Manchester ethnomusicology student launches first-ever study bringing together music and migration
• Ethnomusicology student Marion Smith teams up with award-winning Manchester charity Olympias Music Foundation to catalogue musical histories of migrants in Manchester
• Project aims to question the 'othering' of world music
• Concept of world music has been criticised for its 'ghettoisation' of most of the world's music
An ethnomusicologist from the University of Manchester has launched a study in an attempt to challenge the idea of ‘world music’.
Masters student Marion Smith teamed up with award-winning music charity Olympias Music Foundation to collect, catalogue and map the musical histories of migrant diaspora living in Manchester.
The project, titled Mapping Migrant Voices, is the first to bring together music and migration in Manchester.
Through informal interviews, Mapping Migrant Voices invites migrants to share their musical experiences, whether they are professional musicians, or just participate in music-making.
Mapping Migrant Voices aims to counter what Marion calls the ‘othering’ of world music.
“World music is really just a synonym for non-western or non-white music”, said Marion.
“Things are so homogenised. So we wanted to provide specific examples of music from a variety of places and people.”
The concept of ‘world music’ has long been controversial.
In 1999, Talking Heads frontman David Byrne wrote in an op-ed for the New York Times “It groups everything and anything that isn’t ”us” into ”them”. It’s a none too subtle way of reasserting the hegemony of Western pop culture. It ghettoises most of the world’s music. A bold and audacious move, White man!”
But in recent years, critics of the term have become more vocal.
In 2019, the Guardian called the term ‘flawed and outdated’, and advocated for its retirement.
They also renamed their world album of the month ‘global album of the month‘.
And that same year, the World of Music, Arts and Dance Festival, or WOMAD, the formerly, self-identified ‘world music festival’, decided to start calling itself simply ‘the world’s festival’.
While this is just a first step, Marion hopes that projects like Mapping Migrant Voices will help bring a better understanding of the plurality of music genres that coexist right on our doorstep.
“Lumping it all together is ridiculous”, said Smith.
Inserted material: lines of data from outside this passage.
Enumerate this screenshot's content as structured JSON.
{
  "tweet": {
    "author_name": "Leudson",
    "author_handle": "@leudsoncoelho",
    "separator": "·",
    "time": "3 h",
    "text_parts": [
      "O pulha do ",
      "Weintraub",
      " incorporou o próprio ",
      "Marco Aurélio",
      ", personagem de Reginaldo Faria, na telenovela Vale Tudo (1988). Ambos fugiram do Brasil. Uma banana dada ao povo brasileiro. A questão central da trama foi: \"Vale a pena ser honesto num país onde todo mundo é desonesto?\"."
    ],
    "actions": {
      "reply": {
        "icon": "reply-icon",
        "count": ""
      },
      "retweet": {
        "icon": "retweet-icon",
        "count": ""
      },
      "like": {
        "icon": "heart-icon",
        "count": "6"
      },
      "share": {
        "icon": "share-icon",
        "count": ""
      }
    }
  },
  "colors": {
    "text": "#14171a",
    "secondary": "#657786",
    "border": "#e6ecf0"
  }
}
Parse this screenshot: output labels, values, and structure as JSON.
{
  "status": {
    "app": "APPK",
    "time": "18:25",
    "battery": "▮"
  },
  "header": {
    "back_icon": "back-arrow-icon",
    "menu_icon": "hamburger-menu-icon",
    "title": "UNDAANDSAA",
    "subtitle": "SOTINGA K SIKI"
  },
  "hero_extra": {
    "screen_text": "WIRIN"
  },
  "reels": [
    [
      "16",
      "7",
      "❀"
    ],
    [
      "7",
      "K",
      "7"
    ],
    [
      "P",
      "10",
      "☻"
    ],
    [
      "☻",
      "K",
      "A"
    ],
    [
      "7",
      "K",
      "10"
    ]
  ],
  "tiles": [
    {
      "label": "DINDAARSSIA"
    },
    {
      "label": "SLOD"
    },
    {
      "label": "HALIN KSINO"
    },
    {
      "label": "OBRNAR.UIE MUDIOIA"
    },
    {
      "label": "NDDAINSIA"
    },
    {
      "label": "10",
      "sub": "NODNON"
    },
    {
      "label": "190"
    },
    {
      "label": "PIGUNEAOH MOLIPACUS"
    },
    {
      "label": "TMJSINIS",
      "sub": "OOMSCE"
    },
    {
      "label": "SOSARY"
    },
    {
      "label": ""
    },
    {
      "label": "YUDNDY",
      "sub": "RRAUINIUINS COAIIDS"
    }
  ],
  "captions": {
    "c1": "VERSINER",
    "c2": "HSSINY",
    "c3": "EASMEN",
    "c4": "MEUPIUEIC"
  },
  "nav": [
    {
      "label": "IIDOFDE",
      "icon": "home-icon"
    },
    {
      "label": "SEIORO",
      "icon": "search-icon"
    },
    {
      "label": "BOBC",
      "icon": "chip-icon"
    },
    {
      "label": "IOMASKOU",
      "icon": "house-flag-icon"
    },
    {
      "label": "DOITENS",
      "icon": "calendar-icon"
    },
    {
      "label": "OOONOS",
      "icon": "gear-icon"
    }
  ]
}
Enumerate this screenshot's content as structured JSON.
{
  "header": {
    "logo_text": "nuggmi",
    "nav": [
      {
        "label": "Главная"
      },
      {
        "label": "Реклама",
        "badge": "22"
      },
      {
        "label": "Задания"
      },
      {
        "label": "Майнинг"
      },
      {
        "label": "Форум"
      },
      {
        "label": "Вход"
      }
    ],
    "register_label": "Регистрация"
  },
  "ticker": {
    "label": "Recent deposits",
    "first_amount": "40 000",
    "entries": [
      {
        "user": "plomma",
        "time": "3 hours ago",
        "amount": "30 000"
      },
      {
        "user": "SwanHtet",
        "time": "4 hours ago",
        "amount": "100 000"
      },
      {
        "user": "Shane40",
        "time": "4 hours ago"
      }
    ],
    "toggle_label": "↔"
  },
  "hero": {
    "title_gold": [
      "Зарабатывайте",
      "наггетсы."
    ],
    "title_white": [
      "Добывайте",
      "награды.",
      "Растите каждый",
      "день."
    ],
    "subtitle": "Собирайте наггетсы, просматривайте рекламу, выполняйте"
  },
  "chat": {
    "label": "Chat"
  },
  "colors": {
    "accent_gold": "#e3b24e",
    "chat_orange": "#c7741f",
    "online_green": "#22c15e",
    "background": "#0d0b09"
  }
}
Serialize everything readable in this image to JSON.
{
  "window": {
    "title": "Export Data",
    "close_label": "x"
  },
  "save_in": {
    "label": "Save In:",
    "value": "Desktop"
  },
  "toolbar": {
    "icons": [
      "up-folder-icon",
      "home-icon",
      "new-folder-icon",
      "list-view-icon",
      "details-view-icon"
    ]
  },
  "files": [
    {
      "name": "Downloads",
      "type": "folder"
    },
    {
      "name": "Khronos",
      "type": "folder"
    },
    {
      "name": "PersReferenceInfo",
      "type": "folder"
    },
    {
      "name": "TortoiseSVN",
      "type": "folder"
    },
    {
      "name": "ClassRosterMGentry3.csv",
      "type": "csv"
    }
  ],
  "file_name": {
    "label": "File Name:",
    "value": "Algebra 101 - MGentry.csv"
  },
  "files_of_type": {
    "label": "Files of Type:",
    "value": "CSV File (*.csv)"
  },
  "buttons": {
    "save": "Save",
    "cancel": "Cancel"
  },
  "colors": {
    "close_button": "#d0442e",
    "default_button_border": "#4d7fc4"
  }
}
“There are so many different ethnicities and music traditions in Manchester.
“We hope that this project will provide a safe and inviting space for these individuals to share their music and histories.”